Hollawell represents parents who lost their 32-year-old daughter to a Subsys overdose and a New Jersey mother who became addicted to the drug. Neither had cancer. Neither was protected by the oversight program.
“The FDA holds itself out that it is the gatekeeper for the protection of the consumer. The FDA is doing the opposite,” Hollawell said. “They are allowing the industry to dictate how these drugs get to consumers, and it’s all in the interest of the drug industry.”
In 2017, the FDA finally flexed its muscle with TIRF drugs.
It instructed the pharma industry group to clearly state that the drugs are intended only for cancer patients and “are not to be used for acute, post-operative, emergency room or dental pain,” FDA records show.
By then, the most popular TIRF drug, Subsys, had left a trail of dead and injured patients and indictments against doctors and company insiders.
At the end of the 8-hour hearing last month, FDA committee members urged more education for prescribers. Currently, doctors must read a nine-page PDF every two years.

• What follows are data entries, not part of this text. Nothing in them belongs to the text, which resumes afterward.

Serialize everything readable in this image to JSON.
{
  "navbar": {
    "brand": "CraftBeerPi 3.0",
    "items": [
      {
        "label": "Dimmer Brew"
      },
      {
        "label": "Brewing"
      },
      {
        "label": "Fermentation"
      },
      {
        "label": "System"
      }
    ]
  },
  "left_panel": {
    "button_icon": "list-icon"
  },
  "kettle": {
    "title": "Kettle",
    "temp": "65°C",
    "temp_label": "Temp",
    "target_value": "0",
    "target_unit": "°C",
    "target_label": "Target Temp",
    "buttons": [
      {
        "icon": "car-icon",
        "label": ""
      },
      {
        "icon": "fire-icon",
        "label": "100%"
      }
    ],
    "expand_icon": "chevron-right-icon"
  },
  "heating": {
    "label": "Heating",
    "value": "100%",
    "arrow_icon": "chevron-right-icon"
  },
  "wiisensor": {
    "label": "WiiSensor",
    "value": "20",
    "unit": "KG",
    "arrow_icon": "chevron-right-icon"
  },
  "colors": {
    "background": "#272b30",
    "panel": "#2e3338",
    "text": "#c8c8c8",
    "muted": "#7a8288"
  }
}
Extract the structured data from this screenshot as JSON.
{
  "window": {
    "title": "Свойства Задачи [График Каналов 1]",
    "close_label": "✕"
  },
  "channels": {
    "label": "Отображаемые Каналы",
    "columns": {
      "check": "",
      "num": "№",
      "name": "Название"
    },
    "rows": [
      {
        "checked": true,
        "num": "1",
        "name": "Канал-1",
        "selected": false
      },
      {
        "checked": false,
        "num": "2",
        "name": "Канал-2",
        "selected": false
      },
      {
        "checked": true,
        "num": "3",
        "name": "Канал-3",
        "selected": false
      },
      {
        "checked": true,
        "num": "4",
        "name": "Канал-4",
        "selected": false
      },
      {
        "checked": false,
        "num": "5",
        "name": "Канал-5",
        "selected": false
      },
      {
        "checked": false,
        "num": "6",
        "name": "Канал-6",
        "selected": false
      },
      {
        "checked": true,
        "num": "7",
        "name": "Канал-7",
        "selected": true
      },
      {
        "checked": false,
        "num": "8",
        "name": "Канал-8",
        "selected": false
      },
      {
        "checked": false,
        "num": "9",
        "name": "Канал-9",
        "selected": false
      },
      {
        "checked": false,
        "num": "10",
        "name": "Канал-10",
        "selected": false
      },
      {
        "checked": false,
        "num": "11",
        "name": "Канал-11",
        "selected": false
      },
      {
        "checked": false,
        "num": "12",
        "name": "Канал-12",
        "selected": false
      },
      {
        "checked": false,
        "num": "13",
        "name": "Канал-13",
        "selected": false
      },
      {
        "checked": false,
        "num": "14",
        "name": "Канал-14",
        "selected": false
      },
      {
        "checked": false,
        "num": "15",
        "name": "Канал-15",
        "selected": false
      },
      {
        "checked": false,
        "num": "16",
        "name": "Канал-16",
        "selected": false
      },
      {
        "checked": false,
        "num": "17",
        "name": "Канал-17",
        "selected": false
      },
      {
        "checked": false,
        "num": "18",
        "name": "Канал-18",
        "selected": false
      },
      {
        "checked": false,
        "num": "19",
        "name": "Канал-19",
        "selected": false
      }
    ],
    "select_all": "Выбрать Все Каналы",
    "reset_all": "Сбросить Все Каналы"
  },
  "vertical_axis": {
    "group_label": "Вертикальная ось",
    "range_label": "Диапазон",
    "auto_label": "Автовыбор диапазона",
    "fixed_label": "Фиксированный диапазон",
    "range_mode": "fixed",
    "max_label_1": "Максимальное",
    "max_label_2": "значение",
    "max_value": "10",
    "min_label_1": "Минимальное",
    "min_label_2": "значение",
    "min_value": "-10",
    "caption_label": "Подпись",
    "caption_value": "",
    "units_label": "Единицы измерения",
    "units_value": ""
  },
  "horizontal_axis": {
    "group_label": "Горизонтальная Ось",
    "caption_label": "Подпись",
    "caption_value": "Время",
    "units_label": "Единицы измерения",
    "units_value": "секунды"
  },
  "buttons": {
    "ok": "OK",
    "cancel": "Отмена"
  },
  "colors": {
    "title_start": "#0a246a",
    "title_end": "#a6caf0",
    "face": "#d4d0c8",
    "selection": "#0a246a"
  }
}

FDA has instructed drugmakers to analyze outcomes, such as death of non-opioid tolerant patients taking TIRF drugs.
It all comes too late for those patients who lost their lives.
Within six months of Stephanie Lopez’s death, federal investigators had zeroed in on Awerbuch, her Michigan doctor.
He was arrested in May 2014 on charges of health care fraud and illegally prescribing controlled substances. He eventually pleaded guilty and, in February this year, was sentenced to 32 months in prison.
Though he has sued Awerbuch for Lopez’s death, attorney McKeen said the FDA is not without blame because of its lax oversight.
“It seems like they were acting as Dr. Awerbuch’s enabler,” he said. “It’s very, very concerning.”
On Nov. 10, 2013, Lopez posted on her Facebook page, “simply trusting God …some days that’s all I can manage.”
She laid down for a nap. She never woke up.
“Unfortunately, Dr. Awerbuch did not put their best interests first,” McKeen said. “As a consequence, unfortunately, Stephanie lost her life.”
She was just 30.